Smiley Movement logo

The climate psychologists offering free help

Words by Smiley Team

The climate crisis is widely understood to be the biggest challenge humanity has ever faced. It’s only natural then, that this will affect our mental health. To help people deal with the emotions they are likely to face, a group of climate-aware psychologists are offering support with a deep understanding of the difficult circumstances in which we find ourselves.

The Climate Psychology Alliance (CPA) brings together hundreds of psychologists who have engaged with climate science and research into the human causes of climate change. They combine this knowledge with different approaches to therapy in order to help people deal with climate-related mental health issues.

Dr Rebecca Nestor from the Board of Directors of CPA tells Smiley News: “It's vital that we are all able to talk to someone who listens, who doesn’t dismiss your feelings about climate change as something particular to your own mental makeup. Because the reality is that the climate emergency is real and so it’s vital that your feelings towards it are validated.”

The alliance offers support including training and workshops for groups, three free one-to-one therapy sessions for individuals, discussion groups and tailored support for young people and mothers.

A biodiversity of emotions

Working for the CPA, Rebecca runs the discussion groups, known as climate cafes. Participants in these sessions share a huge array of emotions - not just eco-anxiety, as is most commonly discussed, but also fear, numbness, guilt and rage.

“What research tells us is that people's feelings are made worse when they're not taken seriously and there hasn’t been sufficient action to tackle climate change. This is particularly difficult for young people,” Rebecca explains. 

To deal with the confusion and emotional distress, the climate cafes provide a space where everyone’s feelings are recognised and respected.

“Anecdotally, one of the main things people take away from these sessions is that they are not alone in their feelings,” she says. “Putting feelings into words helps people cope. You may not necessarily say much yourself, but by listening to others expressing feelings that you may have too, then that's incredibly powerful.”

To keep the sessions inclusive, the alliance avoids focusing on the actions people are taking and ensures sessions are led by people of diverse backgrounds, ages and ethnicities. 

Who are climate psychologists?

Climate psychologists are specialists in various areas of psychology who feel prepared to help others deal with climate change because they have worked through their own responses to the emergency, Rebecca explains.

This includes several learning stages. They have processed the devastating fact that our economic system, premised on infinite growth, is incompatible with life on a finite planet. They’ve recognised that the richest 10% are the most responsible for the emissions causing climate change, and they understand that we, therefore, need systemic change to effectively tackle the issue.
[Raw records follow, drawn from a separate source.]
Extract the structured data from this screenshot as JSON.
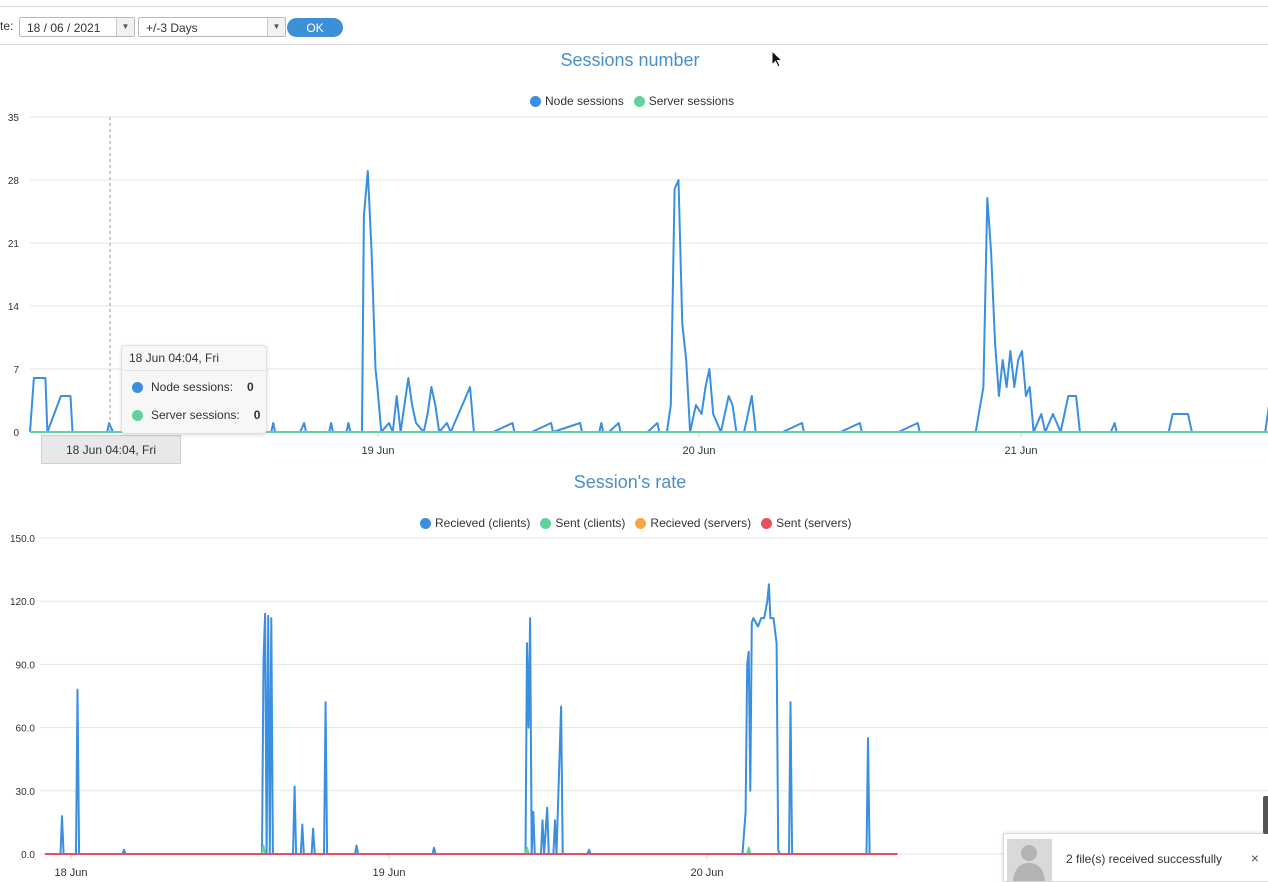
{
  "toolbar": {
    "date_label": "te:",
    "date_value": "18 / 06 / 2021",
    "range_value": "+/-3 Days",
    "ok_label": "OK"
  },
  "colors": {
    "node": "#3a8fe0",
    "server": "#5fd39c",
    "recv_clients": "#3a8fe0",
    "sent_clients": "#5fd39c",
    "recv_servers": "#f5a742",
    "sent_servers": "#e5505a",
    "title": "#4a90c8"
  },
  "chart_data": [
    {
      "type": "line",
      "title": "Sessions number",
      "legend": [
        "Node sessions",
        "Server sessions"
      ],
      "legend_position": "top-center",
      "grid": true,
      "ylim": [
        0,
        35
      ],
      "y_ticks": [
        "35",
        "28",
        "21",
        "14",
        "7",
        "0"
      ],
      "x_ticks": [
        "19 Jun",
        "20 Jun",
        "21 Jun"
      ],
      "series": [
        {
          "name": "Node sessions",
          "points": [
            [
              0,
              0
            ],
            [
              0.02,
              6
            ],
            [
              0.08,
              6
            ],
            [
              0.09,
              0
            ],
            [
              0.16,
              4
            ],
            [
              0.21,
              4
            ],
            [
              0.22,
              0
            ],
            [
              0.4,
              0
            ],
            [
              0.41,
              1
            ],
            [
              0.43,
              0
            ],
            [
              0.6,
              0
            ],
            [
              0.62,
              5
            ],
            [
              0.68,
              4
            ],
            [
              0.69,
              0
            ],
            [
              0.8,
              0
            ],
            [
              0.82,
              1
            ],
            [
              0.83,
              0
            ],
            [
              1.0,
              0
            ],
            [
              1.05,
              1
            ],
            [
              1.06,
              0
            ],
            [
              1.25,
              0
            ],
            [
              1.26,
              1
            ],
            [
              1.27,
              0
            ],
            [
              1.4,
              0
            ],
            [
              1.42,
              1
            ],
            [
              1.43,
              0
            ],
            [
              1.55,
              0
            ],
            [
              1.56,
              1
            ],
            [
              1.57,
              0
            ],
            [
              1.64,
              0
            ],
            [
              1.65,
              1
            ],
            [
              1.66,
              0
            ],
            [
              1.72,
              0
            ],
            [
              1.73,
              24
            ],
            [
              1.75,
              29
            ],
            [
              1.77,
              20
            ],
            [
              1.79,
              7
            ],
            [
              1.8,
              5
            ],
            [
              1.82,
              0
            ],
            [
              1.86,
              1
            ],
            [
              1.88,
              0
            ],
            [
              1.9,
              4
            ],
            [
              1.92,
              0
            ],
            [
              1.96,
              6
            ],
            [
              1.98,
              3
            ],
            [
              2.0,
              1
            ],
            [
              2.04,
              0
            ],
            [
              2.06,
              2
            ],
            [
              2.08,
              5
            ],
            [
              2.1,
              3
            ],
            [
              2.12,
              0
            ],
            [
              2.16,
              1
            ],
            [
              2.18,
              0
            ],
            [
              2.26,
              4
            ],
            [
              2.28,
              5
            ],
            [
              2.3,
              0
            ],
            [
              2.4,
              0
            ],
            [
              2.5,
              1
            ],
            [
              2.51,
              0
            ],
            [
              2.6,
              0
            ],
            [
              2.7,
              1
            ],
            [
              2.71,
              0
            ],
            [
              2.85,
              1
            ],
            [
              2.86,
              0
            ],
            [
              2.95,
              0
            ],
            [
              2.96,
              1
            ],
            [
              2.97,
              0
            ],
            [
              3.0,
              0
            ],
            [
              3.05,
              1
            ],
            [
              3.06,
              0
            ],
            [
              3.2,
              0
            ],
            [
              3.25,
              1
            ],
            [
              3.26,
              0
            ],
            [
              3.3,
              0
            ],
            [
              3.32,
              3
            ],
            [
              3.34,
              27
            ],
            [
              3.36,
              28
            ],
            [
              3.38,
              12
            ],
            [
              3.4,
              8
            ],
            [
              3.42,
              0
            ],
            [
              3.45,
              3
            ],
            [
              3.48,
              2
            ],
            [
              3.5,
              5
            ],
            [
              3.52,
              7
            ],
            [
              3.54,
              2
            ],
            [
              3.58,
              0
            ],
            [
              3.62,
              4
            ],
            [
              3.64,
              3
            ],
            [
              3.66,
              0
            ],
            [
              3.7,
              0
            ],
            [
              3.74,
              4
            ],
            [
              3.76,
              0
            ],
            [
              3.9,
              0
            ],
            [
              4.0,
              1
            ],
            [
              4.01,
              0
            ],
            [
              4.2,
              0
            ],
            [
              4.3,
              1
            ],
            [
              4.31,
              0
            ],
            [
              4.5,
              0
            ],
            [
              4.6,
              1
            ],
            [
              4.61,
              0
            ],
            [
              4.9,
              0
            ],
            [
              4.94,
              5
            ],
            [
              4.96,
              26
            ],
            [
              4.98,
              20
            ],
            [
              5.0,
              10
            ],
            [
              5.02,
              4
            ],
            [
              5.04,
              8
            ],
            [
              5.06,
              5
            ],
            [
              5.08,
              9
            ],
            [
              5.1,
              5
            ],
            [
              5.12,
              8
            ],
            [
              5.14,
              9
            ],
            [
              5.16,
              4
            ],
            [
              5.18,
              5
            ],
            [
              5.2,
              0
            ],
            [
              5.24,
              2
            ],
            [
              5.26,
              0
            ],
            [
              5.3,
              2
            ],
            [
              5.32,
              1
            ],
            [
              5.34,
              0
            ],
            [
              5.38,
              4
            ],
            [
              5.42,
              4
            ],
            [
              5.44,
              0
            ],
            [
              5.6,
              0
            ],
            [
              5.62,
              1
            ],
            [
              5.63,
              0
            ],
            [
              5.9,
              0
            ],
            [
              5.92,
              2
            ],
            [
              6.0,
              2
            ],
            [
              6.02,
              0
            ],
            [
              6.2,
              0
            ],
            [
              6.4,
              0
            ],
            [
              6.42,
              3
            ]
          ]
        },
        {
          "name": "Server sessions",
          "points": [
            [
              0,
              0
            ],
            [
              6.42,
              0
            ]
          ]
        }
      ]
    },
    {
      "type": "line",
      "title": "Session's rate",
      "legend": [
        "Recieved (clients)",
        "Sent (clients)",
        "Recieved (servers)",
        "Sent (servers)"
      ],
      "legend_position": "top-center",
      "grid": true,
      "ylim": [
        0,
        150
      ],
      "y_ticks": [
        "150.0",
        "120.0",
        "90.0",
        "60.0",
        "30.0",
        "0.0"
      ],
      "x_ticks": [
        "18 Jun",
        "19 Jun",
        "20 Jun"
      ],
      "series": [
        {
          "name": "Recieved (clients)",
          "points": [
            [
              0,
              0
            ],
            [
              0.1,
              0
            ],
            [
              0.11,
              18
            ],
            [
              0.12,
              0
            ],
            [
              0.2,
              0
            ],
            [
              0.21,
              78
            ],
            [
              0.22,
              0
            ],
            [
              0.5,
              0
            ],
            [
              0.51,
              2
            ],
            [
              0.52,
              0
            ],
            [
              1.2,
              0
            ],
            [
              1.4,
              0
            ],
            [
              1.41,
              92
            ],
            [
              1.42,
              114
            ],
            [
              1.43,
              0
            ],
            [
              1.44,
              113
            ],
            [
              1.45,
              0
            ],
            [
              1.46,
              112
            ],
            [
              1.47,
              0
            ],
            [
              1.6,
              0
            ],
            [
              1.61,
              32
            ],
            [
              1.62,
              0
            ],
            [
              1.65,
              0
            ],
            [
              1.66,
              14
            ],
            [
              1.67,
              0
            ],
            [
              1.72,
              0
            ],
            [
              1.73,
              12
            ],
            [
              1.74,
              0
            ],
            [
              1.8,
              0
            ],
            [
              1.81,
              72
            ],
            [
              1.82,
              0
            ],
            [
              2.0,
              0
            ],
            [
              2.01,
              4
            ],
            [
              2.02,
              0
            ],
            [
              2.5,
              0
            ],
            [
              2.51,
              3
            ],
            [
              2.52,
              0
            ],
            [
              3.0,
              0
            ],
            [
              3.1,
              0
            ],
            [
              3.11,
              100
            ],
            [
              3.12,
              60
            ],
            [
              3.13,
              112
            ],
            [
              3.14,
              0
            ],
            [
              3.15,
              20
            ],
            [
              3.16,
              0
            ],
            [
              3.2,
              0
            ],
            [
              3.21,
              16
            ],
            [
              3.22,
              0
            ],
            [
              3.24,
              22
            ],
            [
              3.25,
              0
            ],
            [
              3.28,
              0
            ],
            [
              3.29,
              16
            ],
            [
              3.3,
              0
            ],
            [
              3.33,
              70
            ],
            [
              3.34,
              0
            ],
            [
              3.5,
              0
            ],
            [
              3.51,
              2
            ],
            [
              3.52,
              0
            ],
            [
              4.5,
              0
            ],
            [
              4.52,
              20
            ],
            [
              4.53,
              90
            ],
            [
              4.54,
              96
            ],
            [
              4.55,
              30
            ],
            [
              4.56,
              110
            ],
            [
              4.57,
              112
            ],
            [
              4.6,
              108
            ],
            [
              4.62,
              112
            ],
            [
              4.64,
              112
            ],
            [
              4.66,
              120
            ],
            [
              4.67,
              128
            ],
            [
              4.68,
              112
            ],
            [
              4.7,
              112
            ],
            [
              4.72,
              100
            ],
            [
              4.73,
              2
            ],
            [
              4.74,
              0
            ],
            [
              4.8,
              0
            ],
            [
              4.81,
              72
            ],
            [
              4.82,
              0
            ],
            [
              5.3,
              0
            ],
            [
              5.31,
              55
            ],
            [
              5.32,
              0
            ],
            [
              5.5,
              0
            ]
          ]
        },
        {
          "name": "Sent (clients)",
          "points": [
            [
              0,
              0
            ],
            [
              1.4,
              0
            ],
            [
              1.41,
              4
            ],
            [
              1.42,
              0
            ],
            [
              3.1,
              0
            ],
            [
              3.11,
              3
            ],
            [
              3.12,
              0
            ],
            [
              4.53,
              0
            ],
            [
              4.54,
              3
            ],
            [
              4.55,
              0
            ],
            [
              5.5,
              0
            ]
          ]
        },
        {
          "name": "Recieved (servers)",
          "points": [
            [
              0,
              0
            ],
            [
              5.5,
              0
            ]
          ]
        },
        {
          "name": "Sent (servers)",
          "points": [
            [
              0,
              0
            ],
            [
              5.5,
              0
            ]
          ]
        }
      ]
    }
  ],
  "tooltip": {
    "header": "18 Jun 04:04, Fri",
    "rows": [
      {
        "label": "Node sessions:",
        "value": "0"
      },
      {
        "label": "Server sessions:",
        "value": "0"
      }
    ]
  },
  "crosshair_label": "18 Jun 04:04, Fri",
  "notification": {
    "text": "2 file(s) received successfully",
    "close": "×"
  }
}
In reaction to this colossal challenge, members of the alliance have processed their own emotions, distinguishing their own personal psychology from their responses to the threat to life on Earth. It’s only through this long learning journey that they feel prepared to support others dealing with their emotions around climate change.

Inspired to act?

DONATE: To help more people access invaluable help dealing with the climate emergency, donate to the Climate Psychology Alliance.

JOIN: If you’re interested to explore the psychological implications of climate change, become a member of the Climate Psychology Alliance.


This article aligns with the following UN SDGs

You might also like…